Task brief ▸ Could you retype all of the records exactly, leaving out every picture?

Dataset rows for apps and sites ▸
----------------------------------------

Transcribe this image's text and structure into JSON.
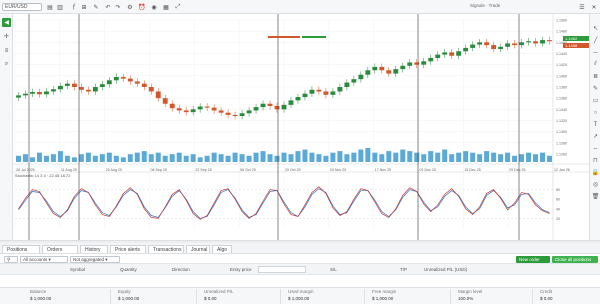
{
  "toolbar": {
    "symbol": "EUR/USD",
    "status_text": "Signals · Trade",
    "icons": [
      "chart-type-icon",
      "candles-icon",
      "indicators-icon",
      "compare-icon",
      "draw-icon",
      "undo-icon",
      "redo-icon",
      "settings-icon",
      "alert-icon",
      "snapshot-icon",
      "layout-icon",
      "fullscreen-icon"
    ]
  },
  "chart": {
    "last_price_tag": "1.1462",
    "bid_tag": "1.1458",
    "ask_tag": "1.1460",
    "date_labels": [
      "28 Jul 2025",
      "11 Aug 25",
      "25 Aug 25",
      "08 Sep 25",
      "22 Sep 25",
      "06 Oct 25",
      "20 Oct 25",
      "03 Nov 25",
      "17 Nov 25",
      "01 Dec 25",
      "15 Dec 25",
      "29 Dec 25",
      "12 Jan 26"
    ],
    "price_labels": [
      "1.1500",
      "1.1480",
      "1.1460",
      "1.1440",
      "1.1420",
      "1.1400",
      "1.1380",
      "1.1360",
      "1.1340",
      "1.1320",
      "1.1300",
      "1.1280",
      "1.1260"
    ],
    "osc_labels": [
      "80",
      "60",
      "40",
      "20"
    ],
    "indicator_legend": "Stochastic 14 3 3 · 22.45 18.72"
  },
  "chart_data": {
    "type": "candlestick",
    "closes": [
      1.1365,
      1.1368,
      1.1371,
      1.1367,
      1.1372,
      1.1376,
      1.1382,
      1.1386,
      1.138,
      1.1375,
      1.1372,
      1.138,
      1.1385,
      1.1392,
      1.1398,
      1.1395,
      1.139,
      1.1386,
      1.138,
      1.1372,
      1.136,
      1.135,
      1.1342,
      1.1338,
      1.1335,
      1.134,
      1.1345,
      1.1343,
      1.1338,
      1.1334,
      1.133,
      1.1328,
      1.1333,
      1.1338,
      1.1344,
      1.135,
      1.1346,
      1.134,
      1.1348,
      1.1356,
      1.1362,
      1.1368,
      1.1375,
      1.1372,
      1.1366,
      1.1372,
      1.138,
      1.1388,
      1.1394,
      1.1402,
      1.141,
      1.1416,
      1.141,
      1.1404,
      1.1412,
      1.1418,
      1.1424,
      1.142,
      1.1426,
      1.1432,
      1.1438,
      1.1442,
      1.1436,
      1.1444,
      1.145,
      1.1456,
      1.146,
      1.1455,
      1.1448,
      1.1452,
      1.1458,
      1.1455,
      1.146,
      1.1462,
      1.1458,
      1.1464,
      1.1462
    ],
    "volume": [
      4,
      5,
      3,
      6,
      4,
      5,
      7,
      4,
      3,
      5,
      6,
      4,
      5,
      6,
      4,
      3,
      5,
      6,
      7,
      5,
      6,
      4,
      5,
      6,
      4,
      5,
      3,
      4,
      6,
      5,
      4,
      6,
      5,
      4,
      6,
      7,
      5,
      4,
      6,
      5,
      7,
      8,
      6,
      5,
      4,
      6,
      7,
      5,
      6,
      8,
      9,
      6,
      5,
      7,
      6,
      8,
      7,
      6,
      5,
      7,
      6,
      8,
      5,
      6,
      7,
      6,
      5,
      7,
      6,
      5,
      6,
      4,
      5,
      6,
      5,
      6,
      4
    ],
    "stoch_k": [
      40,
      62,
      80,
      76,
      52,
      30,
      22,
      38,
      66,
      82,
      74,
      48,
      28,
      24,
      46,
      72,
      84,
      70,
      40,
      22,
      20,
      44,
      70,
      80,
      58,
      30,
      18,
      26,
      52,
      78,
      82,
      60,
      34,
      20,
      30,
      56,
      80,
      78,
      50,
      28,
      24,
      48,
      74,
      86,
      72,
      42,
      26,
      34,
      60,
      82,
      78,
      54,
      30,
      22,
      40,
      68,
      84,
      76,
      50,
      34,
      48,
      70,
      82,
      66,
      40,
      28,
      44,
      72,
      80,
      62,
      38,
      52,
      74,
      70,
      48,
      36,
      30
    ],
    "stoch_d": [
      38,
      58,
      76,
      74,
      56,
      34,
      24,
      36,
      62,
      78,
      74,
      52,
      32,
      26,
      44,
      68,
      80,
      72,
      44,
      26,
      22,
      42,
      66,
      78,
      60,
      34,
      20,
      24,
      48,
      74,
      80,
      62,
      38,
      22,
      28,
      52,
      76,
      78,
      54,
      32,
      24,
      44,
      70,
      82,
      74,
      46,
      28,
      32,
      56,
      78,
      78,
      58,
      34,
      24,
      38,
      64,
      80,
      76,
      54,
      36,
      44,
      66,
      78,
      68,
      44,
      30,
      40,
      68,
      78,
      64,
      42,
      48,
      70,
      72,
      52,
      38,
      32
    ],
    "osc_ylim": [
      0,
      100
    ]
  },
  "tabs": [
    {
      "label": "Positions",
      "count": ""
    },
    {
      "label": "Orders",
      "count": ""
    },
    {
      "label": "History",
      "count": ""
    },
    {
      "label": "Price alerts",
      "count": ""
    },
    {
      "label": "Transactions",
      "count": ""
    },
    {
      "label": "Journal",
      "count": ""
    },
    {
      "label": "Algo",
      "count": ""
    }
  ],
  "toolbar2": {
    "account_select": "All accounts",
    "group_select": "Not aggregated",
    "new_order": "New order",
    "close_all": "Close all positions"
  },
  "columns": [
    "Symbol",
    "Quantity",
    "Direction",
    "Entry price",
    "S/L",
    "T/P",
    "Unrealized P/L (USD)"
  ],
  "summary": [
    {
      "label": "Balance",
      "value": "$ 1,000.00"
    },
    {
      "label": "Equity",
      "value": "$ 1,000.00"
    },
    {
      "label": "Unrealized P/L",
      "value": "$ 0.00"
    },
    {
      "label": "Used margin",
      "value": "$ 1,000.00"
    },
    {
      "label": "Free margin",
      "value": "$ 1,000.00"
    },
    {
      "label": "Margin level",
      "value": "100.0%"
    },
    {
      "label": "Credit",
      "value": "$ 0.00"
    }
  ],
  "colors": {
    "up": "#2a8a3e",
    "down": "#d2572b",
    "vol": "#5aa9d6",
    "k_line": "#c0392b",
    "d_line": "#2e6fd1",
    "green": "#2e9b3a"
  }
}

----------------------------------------

Response to the exercise ▸
Transcribe this image's text and structure into JSON.
{
  "toolbar": {
    "symbol": "EUR/USD",
    "status_text": "Signals · Trade",
    "icons": [
      "chart-type-icon",
      "candles-icon",
      "indicators-icon",
      "compare-icon",
      "draw-icon",
      "undo-icon",
      "redo-icon",
      "settings-icon",
      "alert-icon",
      "snapshot-icon",
      "layout-icon",
      "fullscreen-icon"
    ]
  },
  "chart": {
    "last_price_tag": "1.1462",
    "bid_tag": "1.1458",
    "ask_tag": "1.1460",
    "date_labels": [
      "28 Jul 2025",
      "11 Aug 25",
      "25 Aug 25",
      "08 Sep 25",
      "22 Sep 25",
      "06 Oct 25",
      "20 Oct 25",
      "03 Nov 25",
      "17 Nov 25",
      "01 Dec 25",
      "15 Dec 25",
      "29 Dec 25",
      "12 Jan 26"
    ],
    "price_labels": [
      "1.1500",
      "1.1480",
      "1.1460",
      "1.1440",
      "1.1420",
      "1.1400",
      "1.1380",
      "1.1360",
      "1.1340",
      "1.1320",
      "1.1300",
      "1.1280",
      "1.1260"
    ],
    "osc_labels": [
      "80",
      "60",
      "40",
      "20"
    ],
    "indicator_legend": "Stochastic 14 3 3 · 22.45 18.72"
  },
  "chart_data": {
    "type": "candlestick",
    "closes": [
      1.1365,
      1.1368,
      1.1371,
      1.1367,
      1.1372,
      1.1376,
      1.1382,
      1.1386,
      1.138,
      1.1375,
      1.1372,
      1.138,
      1.1385,
      1.1392,
      1.1398,
      1.1395,
      1.139,
      1.1386,
      1.138,
      1.1372,
      1.136,
      1.135,
      1.1342,
      1.1338,
      1.1335,
      1.134,
      1.1345,
      1.1343,
      1.1338,
      1.1334,
      1.133,
      1.1328,
      1.1333,
      1.1338,
      1.1344,
      1.135,
      1.1346,
      1.134,
      1.1348,
      1.1356,
      1.1362,
      1.1368,
      1.1375,
      1.1372,
      1.1366,
      1.1372,
      1.138,
      1.1388,
      1.1394,
      1.1402,
      1.141,
      1.1416,
      1.141,
      1.1404,
      1.1412,
      1.1418,
      1.1424,
      1.142,
      1.1426,
      1.1432,
      1.1438,
      1.1442,
      1.1436,
      1.1444,
      1.145,
      1.1456,
      1.146,
      1.1455,
      1.1448,
      1.1452,
      1.1458,
      1.1455,
      1.146,
      1.1462,
      1.1458,
      1.1464,
      1.1462
    ],
    "volume": [
      4,
      5,
      3,
      6,
      4,
      5,
      7,
      4,
      3,
      5,
      6,
      4,
      5,
      6,
      4,
      3,
      5,
      6,
      7,
      5,
      6,
      4,
      5,
      6,
      4,
      5,
      3,
      4,
      6,
      5,
      4,
      6,
      5,
      4,
      6,
      7,
      5,
      4,
      6,
      5,
      7,
      8,
      6,
      5,
      4,
      6,
      7,
      5,
      6,
      8,
      9,
      6,
      5,
      7,
      6,
      8,
      7,
      6,
      5,
      7,
      6,
      8,
      5,
      6,
      7,
      6,
      5,
      7,
      6,
      5,
      6,
      4,
      5,
      6,
      5,
      6,
      4
    ],
    "stoch_k": [
      40,
      62,
      80,
      76,
      52,
      30,
      22,
      38,
      66,
      82,
      74,
      48,
      28,
      24,
      46,
      72,
      84,
      70,
      40,
      22,
      20,
      44,
      70,
      80,
      58,
      30,
      18,
      26,
      52,
      78,
      82,
      60,
      34,
      20,
      30,
      56,
      80,
      78,
      50,
      28,
      24,
      48,
      74,
      86,
      72,
      42,
      26,
      34,
      60,
      82,
      78,
      54,
      30,
      22,
      40,
      68,
      84,
      76,
      50,
      34,
      48,
      70,
      82,
      66,
      40,
      28,
      44,
      72,
      80,
      62,
      38,
      52,
      74,
      70,
      48,
      36,
      30
    ],
    "stoch_d": [
      38,
      58,
      76,
      74,
      56,
      34,
      24,
      36,
      62,
      78,
      74,
      52,
      32,
      26,
      44,
      68,
      80,
      72,
      44,
      26,
      22,
      42,
      66,
      78,
      60,
      34,
      20,
      24,
      48,
      74,
      80,
      62,
      38,
      22,
      28,
      52,
      76,
      78,
      54,
      32,
      24,
      44,
      70,
      82,
      74,
      46,
      28,
      32,
      56,
      78,
      78,
      58,
      34,
      24,
      38,
      64,
      80,
      76,
      54,
      36,
      44,
      66,
      78,
      68,
      44,
      30,
      40,
      68,
      78,
      64,
      42,
      48,
      70,
      72,
      52,
      38,
      32
    ],
    "osc_ylim": [
      0,
      100
    ]
  },
  "tabs": [
    {
      "label": "Positions",
      "count": ""
    },
    {
      "label": "Orders",
      "count": ""
    },
    {
      "label": "History",
      "count": ""
    },
    {
      "label": "Price alerts",
      "count": ""
    },
    {
      "label": "Transactions",
      "count": ""
    },
    {
      "label": "Journal",
      "count": ""
    },
    {
      "label": "Algo",
      "count": ""
    }
  ],
  "toolbar2": {
    "account_select": "All accounts",
    "group_select": "Not aggregated",
    "new_order": "New order",
    "close_all": "Close all positions"
  },
  "columns": [
    "Symbol",
    "Quantity",
    "Direction",
    "Entry price",
    "S/L",
    "T/P",
    "Unrealized P/L (USD)"
  ],
  "summary": [
    {
      "label": "Balance",
      "value": "$ 1,000.00"
    },
    {
      "label": "Equity",
      "value": "$ 1,000.00"
    },
    {
      "label": "Unrealized P/L",
      "value": "$ 0.00"
    },
    {
      "label": "Used margin",
      "value": "$ 1,000.00"
    },
    {
      "label": "Free margin",
      "value": "$ 1,000.00"
    },
    {
      "label": "Margin level",
      "value": "100.0%"
    },
    {
      "label": "Credit",
      "value": "$ 0.00"
    }
  ],
  "colors": {
    "up": "#2a8a3e",
    "down": "#d2572b",
    "vol": "#5aa9d6",
    "k_line": "#c0392b",
    "d_line": "#2e6fd1",
    "green": "#2e9b3a"
  }
}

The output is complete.